» Problem: Write all entries out exactly, images excluded.

Items from an interface collection
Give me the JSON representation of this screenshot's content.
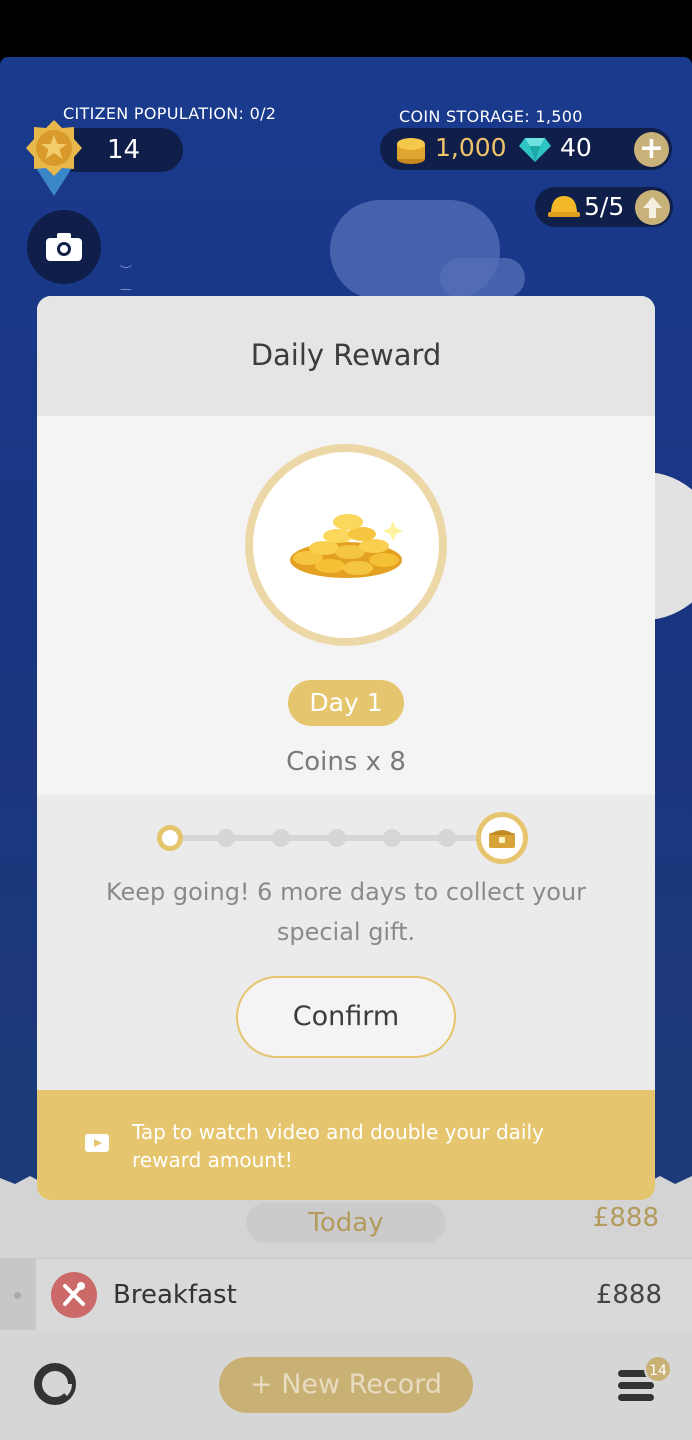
{
  "hud": {
    "citizen_population_label": "CITIZEN POPULATION: 0/2",
    "level": "14",
    "coin_storage_label": "COIN STORAGE: 1,500",
    "coins": "1,000",
    "gems": "40",
    "add_symbol": "+",
    "builders": "5/5"
  },
  "dialog": {
    "title": "Daily Reward",
    "day_label": "Day 1",
    "reward_text": "Coins x 8",
    "progress": {
      "current_day": 1,
      "total_days": 7
    },
    "keep_going_text": "Keep going! 6 more days to collect your special gift.",
    "confirm_label": "Confirm",
    "video_text": "Tap to watch video and double your daily reward amount!"
  },
  "side_card": {
    "symbol": "?"
  },
  "list": {
    "section_label": "Today",
    "section_total": "£888",
    "rows": [
      {
        "label": "Breakfast",
        "amount": "£888"
      }
    ]
  },
  "bottom": {
    "new_record_label": "New Record",
    "new_record_plus": "+",
    "menu_badge": "14"
  },
  "colors": {
    "scene": "#1a3a8e",
    "accent_gold": "#e5c56d",
    "dialog_bg": "#f1f1f1"
  }
}
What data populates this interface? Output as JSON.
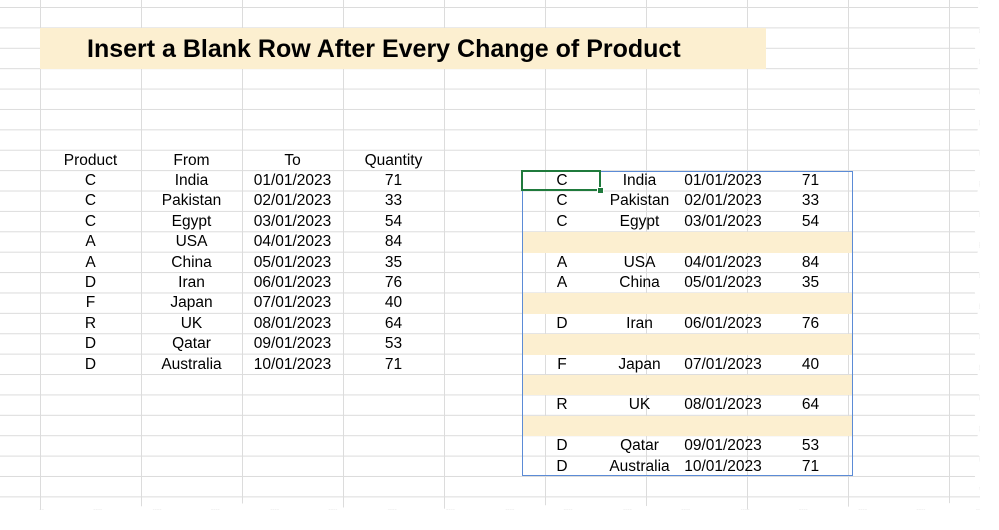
{
  "title": "Insert a Blank Row After Every Change of Product",
  "headers": [
    "Product",
    "From",
    "To",
    "Quantity"
  ],
  "left_rows": [
    [
      "C",
      "India",
      "01/01/2023",
      "71"
    ],
    [
      "C",
      "Pakistan",
      "02/01/2023",
      "33"
    ],
    [
      "C",
      "Egypt",
      "03/01/2023",
      "54"
    ],
    [
      "A",
      "USA",
      "04/01/2023",
      "84"
    ],
    [
      "A",
      "China",
      "05/01/2023",
      "35"
    ],
    [
      "D",
      "Iran",
      "06/01/2023",
      "76"
    ],
    [
      "F",
      "Japan",
      "07/01/2023",
      "40"
    ],
    [
      "R",
      "UK",
      "08/01/2023",
      "64"
    ],
    [
      "D",
      "Qatar",
      "09/01/2023",
      "53"
    ],
    [
      "D",
      "Australia",
      "10/01/2023",
      "71"
    ]
  ],
  "right_rows": [
    [
      "C",
      "India",
      "01/01/2023",
      "71"
    ],
    [
      "C",
      "Pakistan",
      "02/01/2023",
      "33"
    ],
    [
      "C",
      "Egypt",
      "03/01/2023",
      "54"
    ],
    null,
    [
      "A",
      "USA",
      "04/01/2023",
      "84"
    ],
    [
      "A",
      "China",
      "05/01/2023",
      "35"
    ],
    null,
    [
      "D",
      "Iran",
      "06/01/2023",
      "76"
    ],
    null,
    [
      "F",
      "Japan",
      "07/01/2023",
      "40"
    ],
    null,
    [
      "R",
      "UK",
      "08/01/2023",
      "64"
    ],
    null,
    [
      "D",
      "Qatar",
      "09/01/2023",
      "53"
    ],
    [
      "D",
      "Australia",
      "10/01/2023",
      "71"
    ]
  ],
  "colors": {
    "highlight": "#fcefd0",
    "selection_border": "#5b8bd6",
    "active_cell_border": "#1f7a3c"
  }
}
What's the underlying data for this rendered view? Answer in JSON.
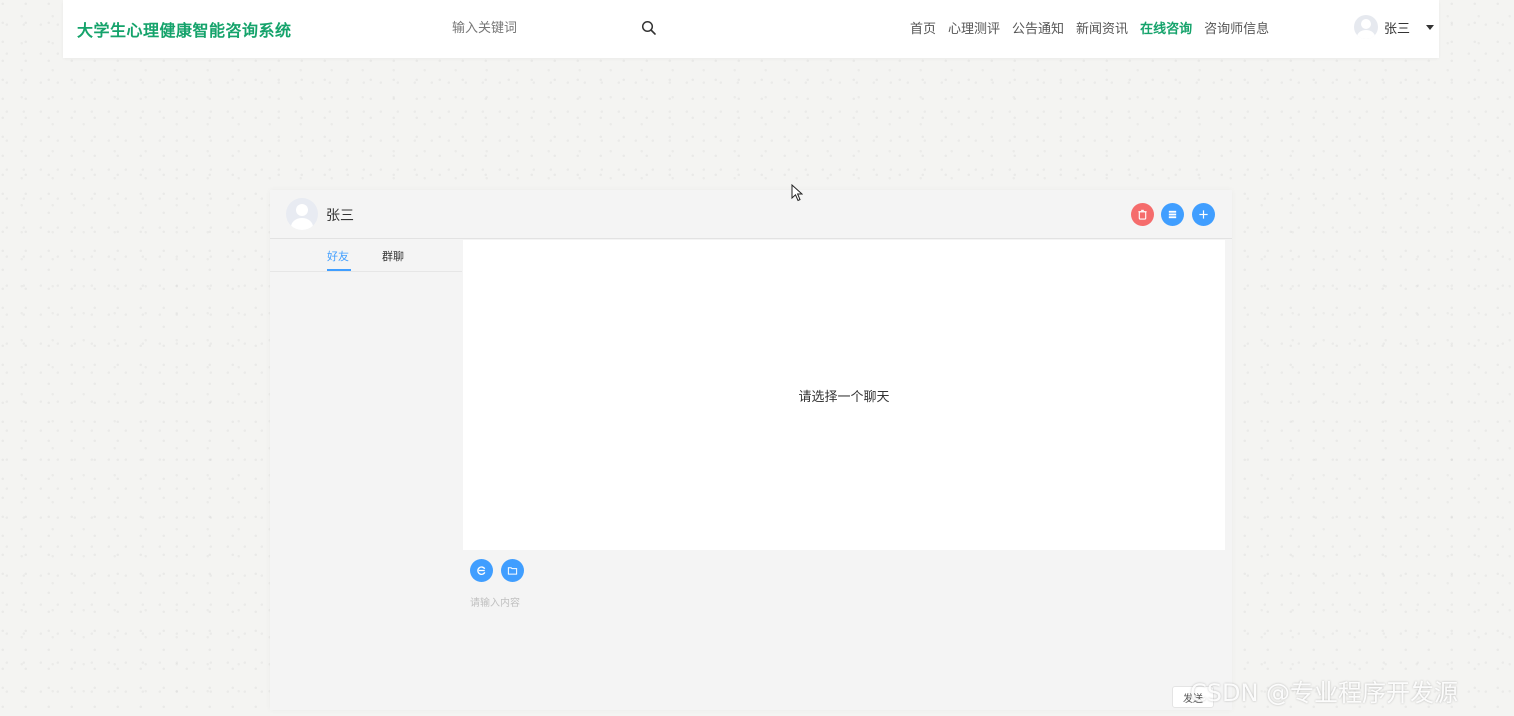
{
  "header": {
    "logo": "大学生心理健康智能咨询系统",
    "search": {
      "placeholder": "输入关键词",
      "value": ""
    },
    "nav": [
      {
        "label": "首页",
        "active": false
      },
      {
        "label": "心理测评",
        "active": false
      },
      {
        "label": "公告通知",
        "active": false
      },
      {
        "label": "新闻资讯",
        "active": false
      },
      {
        "label": "在线咨询",
        "active": true
      },
      {
        "label": "咨询师信息",
        "active": false
      }
    ],
    "user": {
      "name": "张三"
    }
  },
  "chat": {
    "current_user": "张三",
    "header_buttons": [
      {
        "icon": "trash-icon",
        "color": "#f56c6c"
      },
      {
        "icon": "list-icon",
        "color": "#409eff"
      },
      {
        "icon": "plus-icon",
        "color": "#409eff"
      }
    ],
    "tabs": [
      {
        "label": "好友",
        "active": true
      },
      {
        "label": "群聊",
        "active": false
      }
    ],
    "empty_tip": "请选择一个聊天",
    "toolbar": [
      {
        "icon": "emoji-icon"
      },
      {
        "icon": "folder-icon"
      }
    ],
    "input": {
      "placeholder": "请输入内容",
      "value": ""
    },
    "send_label": "发送"
  },
  "watermark": "CSDN @专业程序开发源",
  "colors": {
    "brand_green": "#15a36b",
    "accent_blue": "#409eff",
    "danger_red": "#f56c6c"
  }
}
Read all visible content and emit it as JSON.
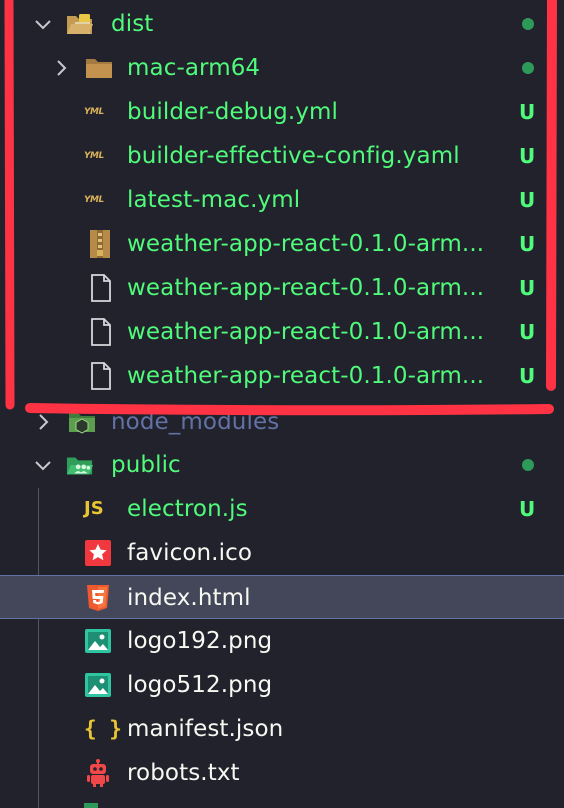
{
  "tree": {
    "dist": {
      "label": "dist"
    },
    "mac_arm64": {
      "label": "mac-arm64"
    },
    "builder_debug": {
      "label": "builder-debug.yml",
      "badge": "U"
    },
    "builder_effective": {
      "label": "builder-effective-config.yaml",
      "badge": "U"
    },
    "latest_mac": {
      "label": "latest-mac.yml",
      "badge": "U"
    },
    "weather_1": {
      "label": "weather-app-react-0.1.0-arm...",
      "badge": "U"
    },
    "weather_2": {
      "label": "weather-app-react-0.1.0-arm...",
      "badge": "U"
    },
    "weather_3": {
      "label": "weather-app-react-0.1.0-arm...",
      "badge": "U"
    },
    "node_modules": {
      "label": "node_modules"
    },
    "public": {
      "label": "public"
    },
    "electron_js": {
      "label": "electron.js",
      "badge": "U"
    },
    "favicon": {
      "label": "favicon.ico"
    },
    "index_html": {
      "label": "index.html"
    },
    "logo192": {
      "label": "logo192.png"
    },
    "logo512": {
      "label": "logo512.png"
    },
    "manifest": {
      "label": "manifest.json"
    },
    "robots": {
      "label": "robots.txt"
    }
  },
  "icons": {
    "yaml_text": "YML",
    "js_text": "JS",
    "braces_text": "{ }"
  },
  "colors": {
    "background": "#21222c",
    "untracked_green": "#50fa7b",
    "folder_dim": "#6272a4",
    "annotation_red": "#ff3344",
    "selected_row": "#44475a"
  }
}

» Answer below:
Give me the JSON representation of this screenshot's content.
{
  "hud": {
    "citizen_population_label": "CITIZEN POPULATION: 0/2",
    "level": "14",
    "coin_storage_label": "COIN STORAGE: 1,500",
    "coins": "1,000",
    "gems": "40",
    "add_symbol": "+",
    "builders": "5/5"
  },
  "dialog": {
    "title": "Daily Reward",
    "day_label": "Day 1",
    "reward_text": "Coins x 8",
    "progress": {
      "current_day": 1,
      "total_days": 7
    },
    "keep_going_text": "Keep going! 6 more days to collect your special gift.",
    "confirm_label": "Confirm",
    "video_text": "Tap to watch video and double your daily reward amount!"
  },
  "side_card": {
    "symbol": "?"
  },
  "list": {
    "section_label": "Today",
    "section_total": "£888",
    "rows": [
      {
        "label": "Breakfast",
        "amount": "£888"
      }
    ]
  },
  "bottom": {
    "new_record_label": "New Record",
    "new_record_plus": "+",
    "menu_badge": "14"
  },
  "colors": {
    "scene": "#1a3a8e",
    "accent_gold": "#e5c56d",
    "dialog_bg": "#f1f1f1"
  }
}
What data populates this interface? Output as JSON.
{
  "title": "Insert a Blank Row After Every Change of Product",
  "headers": [
    "Product",
    "From",
    "To",
    "Quantity"
  ],
  "left_rows": [
    [
      "C",
      "India",
      "01/01/2023",
      "71"
    ],
    [
      "C",
      "Pakistan",
      "02/01/2023",
      "33"
    ],
    [
      "C",
      "Egypt",
      "03/01/2023",
      "54"
    ],
    [
      "A",
      "USA",
      "04/01/2023",
      "84"
    ],
    [
      "A",
      "China",
      "05/01/2023",
      "35"
    ],
    [
      "D",
      "Iran",
      "06/01/2023",
      "76"
    ],
    [
      "F",
      "Japan",
      "07/01/2023",
      "40"
    ],
    [
      "R",
      "UK",
      "08/01/2023",
      "64"
    ],
    [
      "D",
      "Qatar",
      "09/01/2023",
      "53"
    ],
    [
      "D",
      "Australia",
      "10/01/2023",
      "71"
    ]
  ],
  "right_rows": [
    [
      "C",
      "India",
      "01/01/2023",
      "71"
    ],
    [
      "C",
      "Pakistan",
      "02/01/2023",
      "33"
    ],
    [
      "C",
      "Egypt",
      "03/01/2023",
      "54"
    ],
    null,
    [
      "A",
      "USA",
      "04/01/2023",
      "84"
    ],
    [
      "A",
      "China",
      "05/01/2023",
      "35"
    ],
    null,
    [
      "D",
      "Iran",
      "06/01/2023",
      "76"
    ],
    null,
    [
      "F",
      "Japan",
      "07/01/2023",
      "40"
    ],
    null,
    [
      "R",
      "UK",
      "08/01/2023",
      "64"
    ],
    null,
    [
      "D",
      "Qatar",
      "09/01/2023",
      "53"
    ],
    [
      "D",
      "Australia",
      "10/01/2023",
      "71"
    ]
  ],
  "colors": {
    "highlight": "#fcefd0",
    "selection_border": "#5b8bd6",
    "active_cell_border": "#1f7a3c"
  }
}
What's the underlying data for this rendered view? Answer in JSON.
{
  "header": {
    "logo": "大学生心理健康智能咨询系统",
    "search": {
      "placeholder": "输入关键词",
      "value": ""
    },
    "nav": [
      {
        "label": "首页",
        "active": false
      },
      {
        "label": "心理测评",
        "active": false
      },
      {
        "label": "公告通知",
        "active": false
      },
      {
        "label": "新闻资讯",
        "active": false
      },
      {
        "label": "在线咨询",
        "active": true
      },
      {
        "label": "咨询师信息",
        "active": false
      }
    ],
    "user": {
      "name": "张三"
    }
  },
  "chat": {
    "current_user": "张三",
    "header_buttons": [
      {
        "icon": "trash-icon",
        "color": "#f56c6c"
      },
      {
        "icon": "list-icon",
        "color": "#409eff"
      },
      {
        "icon": "plus-icon",
        "color": "#409eff"
      }
    ],
    "tabs": [
      {
        "label": "好友",
        "active": true
      },
      {
        "label": "群聊",
        "active": false
      }
    ],
    "empty_tip": "请选择一个聊天",
    "toolbar": [
      {
        "icon": "emoji-icon"
      },
      {
        "icon": "folder-icon"
      }
    ],
    "input": {
      "placeholder": "请输入内容",
      "value": ""
    },
    "send_label": "发送"
  },
  "watermark": "CSDN @专业程序开发源",
  "colors": {
    "brand_green": "#15a36b",
    "accent_blue": "#409eff",
    "danger_red": "#f56c6c"
  }
}
Read all visible content and emit it as JSON.
{
  "tree": {
    "dist": {
      "label": "dist"
    },
    "mac_arm64": {
      "label": "mac-arm64"
    },
    "builder_debug": {
      "label": "builder-debug.yml",
      "badge": "U"
    },
    "builder_effective": {
      "label": "builder-effective-config.yaml",
      "badge": "U"
    },
    "latest_mac": {
      "label": "latest-mac.yml",
      "badge": "U"
    },
    "weather_1": {
      "label": "weather-app-react-0.1.0-arm...",
      "badge": "U"
    },
    "weather_2": {
      "label": "weather-app-react-0.1.0-arm...",
      "badge": "U"
    },
    "weather_3": {
      "label": "weather-app-react-0.1.0-arm...",
      "badge": "U"
    },
    "node_modules": {
      "label": "node_modules"
    },
    "public": {
      "label": "public"
    },
    "electron_js": {
      "label": "electron.js",
      "badge": "U"
    },
    "favicon": {
      "label": "favicon.ico"
    },
    "index_html": {
      "label": "index.html"
    },
    "logo192": {
      "label": "logo192.png"
    },
    "logo512": {
      "label": "logo512.png"
    },
    "manifest": {
      "label": "manifest.json"
    },
    "robots": {
      "label": "robots.txt"
    }
  },
  "icons": {
    "yaml_text": "YML",
    "js_text": "JS",
    "braces_text": "{ }"
  },
  "colors": {
    "background": "#21222c",
    "untracked_green": "#50fa7b",
    "folder_dim": "#6272a4",
    "annotation_red": "#ff3344",
    "selected_row": "#44475a"
  }
}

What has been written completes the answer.